Quick Facts about fireworks:
Fireworks are available in many different forms, and are used to entertain crowds with their noise, smoke, colors, and light. Fireworks typically come in a thick paper or cardboard tube, with the flammable powder inside the tubes. Most fireworks sold to the general public are smaller versions of those seen at professional displays and contain limited amounts of explosive material to reduce potential danger to people and animals.

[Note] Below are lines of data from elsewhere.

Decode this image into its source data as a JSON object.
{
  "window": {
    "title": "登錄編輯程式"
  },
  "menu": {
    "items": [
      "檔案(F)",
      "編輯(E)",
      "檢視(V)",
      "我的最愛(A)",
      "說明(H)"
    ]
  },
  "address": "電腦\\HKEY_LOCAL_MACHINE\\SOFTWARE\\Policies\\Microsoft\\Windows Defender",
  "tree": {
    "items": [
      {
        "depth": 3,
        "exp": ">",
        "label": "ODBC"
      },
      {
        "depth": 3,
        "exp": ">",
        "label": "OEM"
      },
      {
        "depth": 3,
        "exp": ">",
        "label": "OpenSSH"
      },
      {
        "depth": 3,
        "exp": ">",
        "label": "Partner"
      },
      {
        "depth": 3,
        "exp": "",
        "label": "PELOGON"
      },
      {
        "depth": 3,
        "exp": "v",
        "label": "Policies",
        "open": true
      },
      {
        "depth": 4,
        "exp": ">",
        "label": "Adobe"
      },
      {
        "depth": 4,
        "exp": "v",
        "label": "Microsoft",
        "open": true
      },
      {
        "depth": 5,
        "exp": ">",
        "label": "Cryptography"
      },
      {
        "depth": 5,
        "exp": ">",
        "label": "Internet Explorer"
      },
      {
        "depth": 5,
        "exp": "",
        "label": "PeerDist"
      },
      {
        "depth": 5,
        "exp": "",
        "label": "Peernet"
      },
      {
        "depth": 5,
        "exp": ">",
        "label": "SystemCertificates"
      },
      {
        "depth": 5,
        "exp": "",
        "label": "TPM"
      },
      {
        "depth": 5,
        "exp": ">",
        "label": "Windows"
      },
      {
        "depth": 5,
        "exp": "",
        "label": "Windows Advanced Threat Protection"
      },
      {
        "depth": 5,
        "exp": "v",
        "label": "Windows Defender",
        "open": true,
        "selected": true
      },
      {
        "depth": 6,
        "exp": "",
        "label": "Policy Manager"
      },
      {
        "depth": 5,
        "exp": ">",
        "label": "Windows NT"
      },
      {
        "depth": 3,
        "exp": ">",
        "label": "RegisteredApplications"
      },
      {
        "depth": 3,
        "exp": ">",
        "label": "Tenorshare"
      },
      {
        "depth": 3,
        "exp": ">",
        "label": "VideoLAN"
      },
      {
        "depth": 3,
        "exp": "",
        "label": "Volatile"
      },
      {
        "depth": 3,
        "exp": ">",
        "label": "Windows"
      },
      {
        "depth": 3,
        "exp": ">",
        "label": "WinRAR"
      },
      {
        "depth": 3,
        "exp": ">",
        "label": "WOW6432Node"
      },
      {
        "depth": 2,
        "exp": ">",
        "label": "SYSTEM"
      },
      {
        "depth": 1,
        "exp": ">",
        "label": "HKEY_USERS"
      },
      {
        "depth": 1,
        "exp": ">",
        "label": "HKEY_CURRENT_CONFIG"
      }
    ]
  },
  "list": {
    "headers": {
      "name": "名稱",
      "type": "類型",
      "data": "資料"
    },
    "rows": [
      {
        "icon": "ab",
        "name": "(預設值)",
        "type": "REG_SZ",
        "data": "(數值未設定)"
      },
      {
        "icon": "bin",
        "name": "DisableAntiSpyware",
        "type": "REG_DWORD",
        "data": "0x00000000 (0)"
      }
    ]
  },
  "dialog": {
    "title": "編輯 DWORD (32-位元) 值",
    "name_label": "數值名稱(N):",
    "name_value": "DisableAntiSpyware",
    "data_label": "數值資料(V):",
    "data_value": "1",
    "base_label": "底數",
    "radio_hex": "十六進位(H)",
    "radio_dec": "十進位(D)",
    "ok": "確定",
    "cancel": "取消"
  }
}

Children typically bite into a firework getting only a taste amount of the contents into the mouth. Most often, very little of the firework is actually ingested due to the unpleasant taste. A common call to the poison center involves children eating “snake fireworks”, both from the package or the ashes left after it is used. Most of these ingestions do not cause any harm beyond minor stomach upset. Calls about the many other types of fireworks involve children biting through the paper tube, causing the powder inside to get inside their mouth. In most cases there is only a small amount ingested, so no serious symptoms are expected. A bite into the popular sparkler usually doesn’t cause symptoms other than possible slight oral irritation. In fact, the main concern with fireworks is the heat created and risk for a burn or injury to the skin or eyes. Sometimes the mouth can be burned if the hot, metal stick is accidentally tasted after use (most often with a sparkler).
If you find your child chewing on a firework, do not panic. Take it away from them, wipe out the mouth with a soft, wet cloth and give them some water to drink. If problems start or you have questions, call the Missouri Poison Center right away at 1-800-222-1222. The poison center is open all day, every day for poisoning emergencies and questions